*The records*:
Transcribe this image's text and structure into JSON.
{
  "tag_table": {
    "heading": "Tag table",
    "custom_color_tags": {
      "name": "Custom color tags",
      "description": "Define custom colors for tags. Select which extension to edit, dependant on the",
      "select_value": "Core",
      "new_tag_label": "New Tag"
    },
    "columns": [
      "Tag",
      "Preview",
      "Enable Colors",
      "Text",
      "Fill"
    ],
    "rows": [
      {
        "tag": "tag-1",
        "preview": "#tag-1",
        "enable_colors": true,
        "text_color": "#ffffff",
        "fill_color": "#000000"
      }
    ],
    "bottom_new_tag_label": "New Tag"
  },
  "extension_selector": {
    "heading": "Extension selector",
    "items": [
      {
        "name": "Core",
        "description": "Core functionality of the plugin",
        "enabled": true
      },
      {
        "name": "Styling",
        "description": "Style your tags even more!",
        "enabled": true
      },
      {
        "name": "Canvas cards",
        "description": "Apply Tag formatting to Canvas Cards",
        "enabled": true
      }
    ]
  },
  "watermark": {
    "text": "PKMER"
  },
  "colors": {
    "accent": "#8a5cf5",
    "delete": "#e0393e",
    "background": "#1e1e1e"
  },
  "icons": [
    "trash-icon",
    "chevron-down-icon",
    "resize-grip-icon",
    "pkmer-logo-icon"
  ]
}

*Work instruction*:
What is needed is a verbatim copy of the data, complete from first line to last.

*Expected answer*:
Transcribe this image's text and structure into JSON.
{
  "tag_table": {
    "heading": "Tag table",
    "custom_color_tags": {
      "name": "Custom color tags",
      "description": "Define custom colors for tags. Select which extension to edit, dependant on the",
      "select_value": "Core",
      "new_tag_label": "New Tag"
    },
    "columns": [
      "Tag",
      "Preview",
      "Enable Colors",
      "Text",
      "Fill"
    ],
    "rows": [
      {
        "tag": "tag-1",
        "preview": "#tag-1",
        "enable_colors": true,
        "text_color": "#ffffff",
        "fill_color": "#000000"
      }
    ],
    "bottom_new_tag_label": "New Tag"
  },
  "extension_selector": {
    "heading": "Extension selector",
    "items": [
      {
        "name": "Core",
        "description": "Core functionality of the plugin",
        "enabled": true
      },
      {
        "name": "Styling",
        "description": "Style your tags even more!",
        "enabled": true
      },
      {
        "name": "Canvas cards",
        "description": "Apply Tag formatting to Canvas Cards",
        "enabled": true
      }
    ]
  },
  "watermark": {
    "text": "PKMER"
  },
  "colors": {
    "accent": "#8a5cf5",
    "delete": "#e0393e",
    "background": "#1e1e1e"
  },
  "icons": [
    "trash-icon",
    "chevron-down-icon",
    "resize-grip-icon",
    "pkmer-logo-icon"
  ]
}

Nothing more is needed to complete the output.